*TASK DIRECTIONS*
Repeat the entries that appear below, exactly as they are given.

++++ RECORDS SHOWN ++++

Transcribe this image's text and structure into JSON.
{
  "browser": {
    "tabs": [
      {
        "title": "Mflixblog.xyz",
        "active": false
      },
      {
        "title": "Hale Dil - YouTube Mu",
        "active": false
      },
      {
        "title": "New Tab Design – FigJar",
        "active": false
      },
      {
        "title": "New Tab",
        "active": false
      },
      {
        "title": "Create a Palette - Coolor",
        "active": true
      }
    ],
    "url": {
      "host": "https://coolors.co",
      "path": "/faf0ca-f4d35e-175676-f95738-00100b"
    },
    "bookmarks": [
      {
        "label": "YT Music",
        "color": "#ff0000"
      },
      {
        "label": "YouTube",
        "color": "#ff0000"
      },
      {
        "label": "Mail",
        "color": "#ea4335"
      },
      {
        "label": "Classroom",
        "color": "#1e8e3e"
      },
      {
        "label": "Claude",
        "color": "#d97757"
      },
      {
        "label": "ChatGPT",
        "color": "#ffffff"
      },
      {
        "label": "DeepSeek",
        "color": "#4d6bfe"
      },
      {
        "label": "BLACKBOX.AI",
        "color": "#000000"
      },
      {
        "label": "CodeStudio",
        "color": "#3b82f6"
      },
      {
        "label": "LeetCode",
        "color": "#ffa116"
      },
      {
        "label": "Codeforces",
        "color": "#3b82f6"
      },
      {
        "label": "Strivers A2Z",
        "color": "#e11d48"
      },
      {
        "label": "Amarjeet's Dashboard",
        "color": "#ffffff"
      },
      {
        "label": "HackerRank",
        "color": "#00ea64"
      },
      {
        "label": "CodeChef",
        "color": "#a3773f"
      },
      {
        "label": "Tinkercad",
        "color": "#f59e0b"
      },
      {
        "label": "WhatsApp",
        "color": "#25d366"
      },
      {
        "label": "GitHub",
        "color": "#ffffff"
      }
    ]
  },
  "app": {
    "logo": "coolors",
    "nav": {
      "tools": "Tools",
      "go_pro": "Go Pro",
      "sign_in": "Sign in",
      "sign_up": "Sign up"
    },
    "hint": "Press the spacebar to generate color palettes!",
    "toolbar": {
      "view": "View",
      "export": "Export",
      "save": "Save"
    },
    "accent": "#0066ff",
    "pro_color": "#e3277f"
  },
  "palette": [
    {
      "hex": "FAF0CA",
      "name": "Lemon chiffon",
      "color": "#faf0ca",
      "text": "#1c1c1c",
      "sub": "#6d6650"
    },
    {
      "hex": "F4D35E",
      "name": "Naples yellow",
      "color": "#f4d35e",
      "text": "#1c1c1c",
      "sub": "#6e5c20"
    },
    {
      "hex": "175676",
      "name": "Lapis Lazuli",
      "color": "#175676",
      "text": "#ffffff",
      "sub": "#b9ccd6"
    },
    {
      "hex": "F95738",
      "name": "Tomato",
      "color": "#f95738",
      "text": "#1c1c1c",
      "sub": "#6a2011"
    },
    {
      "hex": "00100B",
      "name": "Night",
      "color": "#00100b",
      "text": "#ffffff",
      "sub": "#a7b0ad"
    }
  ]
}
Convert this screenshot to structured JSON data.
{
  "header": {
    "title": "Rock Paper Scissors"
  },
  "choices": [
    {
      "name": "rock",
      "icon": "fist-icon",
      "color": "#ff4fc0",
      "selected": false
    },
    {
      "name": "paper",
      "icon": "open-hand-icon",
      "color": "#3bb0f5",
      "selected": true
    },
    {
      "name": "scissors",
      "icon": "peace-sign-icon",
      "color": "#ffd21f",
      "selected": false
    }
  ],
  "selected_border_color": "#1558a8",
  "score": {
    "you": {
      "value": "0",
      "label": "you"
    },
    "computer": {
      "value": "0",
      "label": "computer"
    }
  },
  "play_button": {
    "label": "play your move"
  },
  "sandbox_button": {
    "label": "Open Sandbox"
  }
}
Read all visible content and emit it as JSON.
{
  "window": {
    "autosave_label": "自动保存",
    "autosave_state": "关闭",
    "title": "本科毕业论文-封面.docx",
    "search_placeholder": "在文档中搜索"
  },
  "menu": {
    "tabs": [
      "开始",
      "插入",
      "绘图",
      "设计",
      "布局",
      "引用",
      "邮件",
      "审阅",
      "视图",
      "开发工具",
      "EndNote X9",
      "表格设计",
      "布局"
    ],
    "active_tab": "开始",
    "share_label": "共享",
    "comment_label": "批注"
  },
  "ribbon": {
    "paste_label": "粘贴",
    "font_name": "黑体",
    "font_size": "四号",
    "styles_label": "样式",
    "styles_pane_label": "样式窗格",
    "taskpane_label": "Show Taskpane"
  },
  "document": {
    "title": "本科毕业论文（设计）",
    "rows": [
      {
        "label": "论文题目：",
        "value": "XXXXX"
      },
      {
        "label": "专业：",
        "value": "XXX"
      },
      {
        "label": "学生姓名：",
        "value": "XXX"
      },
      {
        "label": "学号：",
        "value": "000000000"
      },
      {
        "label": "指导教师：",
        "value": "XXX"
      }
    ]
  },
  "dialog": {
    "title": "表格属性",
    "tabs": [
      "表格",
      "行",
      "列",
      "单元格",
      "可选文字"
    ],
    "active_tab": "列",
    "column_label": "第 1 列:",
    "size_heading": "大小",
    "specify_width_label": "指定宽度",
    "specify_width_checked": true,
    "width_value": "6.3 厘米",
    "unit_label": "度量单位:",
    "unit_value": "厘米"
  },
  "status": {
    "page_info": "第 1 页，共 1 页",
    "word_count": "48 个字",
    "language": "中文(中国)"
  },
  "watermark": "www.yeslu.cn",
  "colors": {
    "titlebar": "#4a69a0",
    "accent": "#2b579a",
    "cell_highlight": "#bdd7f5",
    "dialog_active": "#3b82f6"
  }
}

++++

*WRITTEN SOLUTION*
Transcribe this image's text and structure into JSON.
{
  "browser": {
    "tabs": [
      {
        "title": "Mflixblog.xyz",
        "active": false
      },
      {
        "title": "Hale Dil - YouTube Mu",
        "active": false
      },
      {
        "title": "New Tab Design – FigJar",
        "active": false
      },
      {
        "title": "New Tab",
        "active": false
      },
      {
        "title": "Create a Palette - Coolor",
        "active": true
      }
    ],
    "url": {
      "host": "https://coolors.co",
      "path": "/faf0ca-f4d35e-175676-f95738-00100b"
    },
    "bookmarks": [
      {
        "label": "YT Music",
        "color": "#ff0000"
      },
      {
        "label": "YouTube",
        "color": "#ff0000"
      },
      {
        "label": "Mail",
        "color": "#ea4335"
      },
      {
        "label": "Classroom",
        "color": "#1e8e3e"
      },
      {
        "label": "Claude",
        "color": "#d97757"
      },
      {
        "label": "ChatGPT",
        "color": "#ffffff"
      },
      {
        "label": "DeepSeek",
        "color": "#4d6bfe"
      },
      {
        "label": "BLACKBOX.AI",
        "color": "#000000"
      },
      {
        "label": "CodeStudio",
        "color": "#3b82f6"
      },
      {
        "label": "LeetCode",
        "color": "#ffa116"
      },
      {
        "label": "Codeforces",
        "color": "#3b82f6"
      },
      {
        "label": "Strivers A2Z",
        "color": "#e11d48"
      },
      {
        "label": "Amarjeet's Dashboard",
        "color": "#ffffff"
      },
      {
        "label": "HackerRank",
        "color": "#00ea64"
      },
      {
        "label": "CodeChef",
        "color": "#a3773f"
      },
      {
        "label": "Tinkercad",
        "color": "#f59e0b"
      },
      {
        "label": "WhatsApp",
        "color": "#25d366"
      },
      {
        "label": "GitHub",
        "color": "#ffffff"
      }
    ]
  },
  "app": {
    "logo": "coolors",
    "nav": {
      "tools": "Tools",
      "go_pro": "Go Pro",
      "sign_in": "Sign in",
      "sign_up": "Sign up"
    },
    "hint": "Press the spacebar to generate color palettes!",
    "toolbar": {
      "view": "View",
      "export": "Export",
      "save": "Save"
    },
    "accent": "#0066ff",
    "pro_color": "#e3277f"
  },
  "palette": [
    {
      "hex": "FAF0CA",
      "name": "Lemon chiffon",
      "color": "#faf0ca",
      "text": "#1c1c1c",
      "sub": "#6d6650"
    },
    {
      "hex": "F4D35E",
      "name": "Naples yellow",
      "color": "#f4d35e",
      "text": "#1c1c1c",
      "sub": "#6e5c20"
    },
    {
      "hex": "175676",
      "name": "Lapis Lazuli",
      "color": "#175676",
      "text": "#ffffff",
      "sub": "#b9ccd6"
    },
    {
      "hex": "F95738",
      "name": "Tomato",
      "color": "#f95738",
      "text": "#1c1c1c",
      "sub": "#6a2011"
    },
    {
      "hex": "00100B",
      "name": "Night",
      "color": "#00100b",
      "text": "#ffffff",
      "sub": "#a7b0ad"
    }
  ]
}
Convert this screenshot to structured JSON data.
{
  "header": {
    "title": "Rock Paper Scissors"
  },
  "choices": [
    {
      "name": "rock",
      "icon": "fist-icon",
      "color": "#ff4fc0",
      "selected": false
    },
    {
      "name": "paper",
      "icon": "open-hand-icon",
      "color": "#3bb0f5",
      "selected": true
    },
    {
      "name": "scissors",
      "icon": "peace-sign-icon",
      "color": "#ffd21f",
      "selected": false
    }
  ],
  "selected_border_color": "#1558a8",
  "score": {
    "you": {
      "value": "0",
      "label": "you"
    },
    "computer": {
      "value": "0",
      "label": "computer"
    }
  },
  "play_button": {
    "label": "play your move"
  },
  "sandbox_button": {
    "label": "Open Sandbox"
  }
}
Read all visible content and emit it as JSON.
{
  "window": {
    "autosave_label": "自动保存",
    "autosave_state": "关闭",
    "title": "本科毕业论文-封面.docx",
    "search_placeholder": "在文档中搜索"
  },
  "menu": {
    "tabs": [
      "开始",
      "插入",
      "绘图",
      "设计",
      "布局",
      "引用",
      "邮件",
      "审阅",
      "视图",
      "开发工具",
      "EndNote X9",
      "表格设计",
      "布局"
    ],
    "active_tab": "开始",
    "share_label": "共享",
    "comment_label": "批注"
  },
  "ribbon": {
    "paste_label": "粘贴",
    "font_name": "黑体",
    "font_size": "四号",
    "styles_label": "样式",
    "styles_pane_label": "样式窗格",
    "taskpane_label": "Show Taskpane"
  },
  "document": {
    "title": "本科毕业论文（设计）",
    "rows": [
      {
        "label": "论文题目：",
        "value": "XXXXX"
      },
      {
        "label": "专业：",
        "value": "XXX"
      },
      {
        "label": "学生姓名：",
        "value": "XXX"
      },
      {
        "label": "学号：",
        "value": "000000000"
      },
      {
        "label": "指导教师：",
        "value": "XXX"
      }
    ]
  },
  "dialog": {
    "title": "表格属性",
    "tabs": [
      "表格",
      "行",
      "列",
      "单元格",
      "可选文字"
    ],
    "active_tab": "列",
    "column_label": "第 1 列:",
    "size_heading": "大小",
    "specify_width_label": "指定宽度",
    "specify_width_checked": true,
    "width_value": "6.3 厘米",
    "unit_label": "度量单位:",
    "unit_value": "厘米"
  },
  "status": {
    "page_info": "第 1 页，共 1 页",
    "word_count": "48 个字",
    "language": "中文(中国)"
  },
  "watermark": "www.yeslu.cn",
  "colors": {
    "titlebar": "#4a69a0",
    "accent": "#2b579a",
    "cell_highlight": "#bdd7f5",
    "dialog_active": "#3b82f6"
  }
}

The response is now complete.